-- Exercise directions --
Every line of the entries below that mentions "preset" is to be copied out.

-- Data extracts --
--- START ---

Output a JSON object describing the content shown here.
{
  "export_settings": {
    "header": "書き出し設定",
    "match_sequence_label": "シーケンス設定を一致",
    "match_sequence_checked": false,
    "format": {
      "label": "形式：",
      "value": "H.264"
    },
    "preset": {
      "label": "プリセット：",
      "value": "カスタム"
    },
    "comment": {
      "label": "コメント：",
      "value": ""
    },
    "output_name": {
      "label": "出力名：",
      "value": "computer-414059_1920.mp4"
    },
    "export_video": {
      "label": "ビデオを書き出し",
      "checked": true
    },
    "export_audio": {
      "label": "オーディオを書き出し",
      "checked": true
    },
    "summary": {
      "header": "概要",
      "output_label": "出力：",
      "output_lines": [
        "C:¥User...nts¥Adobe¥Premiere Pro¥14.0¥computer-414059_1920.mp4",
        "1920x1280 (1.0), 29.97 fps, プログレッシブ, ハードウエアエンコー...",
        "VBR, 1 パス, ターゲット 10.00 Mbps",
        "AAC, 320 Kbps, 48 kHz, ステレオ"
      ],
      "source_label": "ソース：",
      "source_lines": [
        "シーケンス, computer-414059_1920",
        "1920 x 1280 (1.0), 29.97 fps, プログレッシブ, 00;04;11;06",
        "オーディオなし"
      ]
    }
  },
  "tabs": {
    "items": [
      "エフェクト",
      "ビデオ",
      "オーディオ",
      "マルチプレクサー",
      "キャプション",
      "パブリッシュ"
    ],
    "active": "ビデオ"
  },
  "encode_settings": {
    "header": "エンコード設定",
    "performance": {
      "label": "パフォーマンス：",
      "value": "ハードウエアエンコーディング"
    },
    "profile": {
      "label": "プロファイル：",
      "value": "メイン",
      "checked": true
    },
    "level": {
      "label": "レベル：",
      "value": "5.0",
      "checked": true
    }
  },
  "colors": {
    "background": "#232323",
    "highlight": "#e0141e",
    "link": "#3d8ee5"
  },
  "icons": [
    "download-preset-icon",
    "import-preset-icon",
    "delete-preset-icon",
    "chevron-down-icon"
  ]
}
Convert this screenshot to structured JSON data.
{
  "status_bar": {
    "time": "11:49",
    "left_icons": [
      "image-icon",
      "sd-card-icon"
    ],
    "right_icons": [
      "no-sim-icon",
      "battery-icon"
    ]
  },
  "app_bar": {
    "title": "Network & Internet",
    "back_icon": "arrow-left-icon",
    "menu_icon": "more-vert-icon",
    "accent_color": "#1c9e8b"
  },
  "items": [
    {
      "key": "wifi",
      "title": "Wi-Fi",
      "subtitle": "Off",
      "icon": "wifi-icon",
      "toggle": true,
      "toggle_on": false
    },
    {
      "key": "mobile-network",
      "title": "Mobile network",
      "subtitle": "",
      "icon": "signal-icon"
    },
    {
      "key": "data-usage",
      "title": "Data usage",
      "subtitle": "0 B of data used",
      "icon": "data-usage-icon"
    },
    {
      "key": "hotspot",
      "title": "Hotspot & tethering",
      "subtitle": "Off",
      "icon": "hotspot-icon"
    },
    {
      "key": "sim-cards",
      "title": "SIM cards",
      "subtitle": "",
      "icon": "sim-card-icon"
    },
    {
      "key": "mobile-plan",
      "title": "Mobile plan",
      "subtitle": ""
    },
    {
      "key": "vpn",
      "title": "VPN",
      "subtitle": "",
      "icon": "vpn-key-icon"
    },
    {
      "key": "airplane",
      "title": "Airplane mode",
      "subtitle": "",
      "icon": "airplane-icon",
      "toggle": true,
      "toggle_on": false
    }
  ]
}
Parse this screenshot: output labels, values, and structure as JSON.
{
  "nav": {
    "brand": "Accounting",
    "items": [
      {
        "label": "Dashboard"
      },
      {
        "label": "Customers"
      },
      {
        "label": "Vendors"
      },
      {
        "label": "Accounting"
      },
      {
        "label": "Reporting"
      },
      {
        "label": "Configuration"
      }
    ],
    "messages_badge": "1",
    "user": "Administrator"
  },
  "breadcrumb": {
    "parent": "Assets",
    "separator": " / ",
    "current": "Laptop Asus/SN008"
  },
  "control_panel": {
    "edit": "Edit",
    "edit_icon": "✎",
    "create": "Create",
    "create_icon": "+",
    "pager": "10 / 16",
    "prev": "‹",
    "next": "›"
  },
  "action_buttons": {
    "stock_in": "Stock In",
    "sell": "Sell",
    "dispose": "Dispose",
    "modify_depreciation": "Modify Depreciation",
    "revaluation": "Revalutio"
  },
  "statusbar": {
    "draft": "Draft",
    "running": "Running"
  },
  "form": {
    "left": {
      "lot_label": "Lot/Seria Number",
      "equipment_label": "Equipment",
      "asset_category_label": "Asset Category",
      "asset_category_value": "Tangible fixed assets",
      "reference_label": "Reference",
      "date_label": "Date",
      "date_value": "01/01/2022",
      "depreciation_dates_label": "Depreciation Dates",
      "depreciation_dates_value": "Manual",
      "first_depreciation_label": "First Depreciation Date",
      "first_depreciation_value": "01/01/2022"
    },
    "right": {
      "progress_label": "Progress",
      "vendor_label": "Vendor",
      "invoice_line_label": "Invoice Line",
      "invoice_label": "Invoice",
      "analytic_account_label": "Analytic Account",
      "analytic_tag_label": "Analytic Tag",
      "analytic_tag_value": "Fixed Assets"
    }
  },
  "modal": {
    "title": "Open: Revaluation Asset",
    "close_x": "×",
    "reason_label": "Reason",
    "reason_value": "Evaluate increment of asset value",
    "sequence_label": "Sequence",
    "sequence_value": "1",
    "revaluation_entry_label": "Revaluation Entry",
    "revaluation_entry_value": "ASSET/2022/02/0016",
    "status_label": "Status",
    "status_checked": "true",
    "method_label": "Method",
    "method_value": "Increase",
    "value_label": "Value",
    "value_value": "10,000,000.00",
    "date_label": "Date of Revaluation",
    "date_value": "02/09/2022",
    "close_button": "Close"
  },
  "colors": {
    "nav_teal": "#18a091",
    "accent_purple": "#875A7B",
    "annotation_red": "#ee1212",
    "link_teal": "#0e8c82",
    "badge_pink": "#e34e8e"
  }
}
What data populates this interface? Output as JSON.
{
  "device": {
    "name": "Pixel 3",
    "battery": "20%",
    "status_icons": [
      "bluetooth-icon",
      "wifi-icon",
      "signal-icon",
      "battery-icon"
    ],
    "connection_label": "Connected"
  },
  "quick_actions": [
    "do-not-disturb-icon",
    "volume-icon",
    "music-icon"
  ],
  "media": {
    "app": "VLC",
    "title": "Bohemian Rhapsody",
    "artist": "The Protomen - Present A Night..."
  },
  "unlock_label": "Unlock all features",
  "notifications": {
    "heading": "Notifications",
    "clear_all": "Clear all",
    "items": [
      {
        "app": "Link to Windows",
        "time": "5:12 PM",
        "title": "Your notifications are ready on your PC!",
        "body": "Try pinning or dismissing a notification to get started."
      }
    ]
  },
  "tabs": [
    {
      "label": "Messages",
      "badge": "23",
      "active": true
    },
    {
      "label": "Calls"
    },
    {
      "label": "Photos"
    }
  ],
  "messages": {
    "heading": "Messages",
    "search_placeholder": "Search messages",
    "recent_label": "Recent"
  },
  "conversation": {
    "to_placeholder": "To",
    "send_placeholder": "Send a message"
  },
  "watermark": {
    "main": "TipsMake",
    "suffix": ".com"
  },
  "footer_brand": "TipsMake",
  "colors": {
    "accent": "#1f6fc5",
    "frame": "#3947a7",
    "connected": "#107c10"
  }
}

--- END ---

-- Exercise response --
    "preset": {
    "download-preset-icon",
    "import-preset-icon",
    "delete-preset-icon",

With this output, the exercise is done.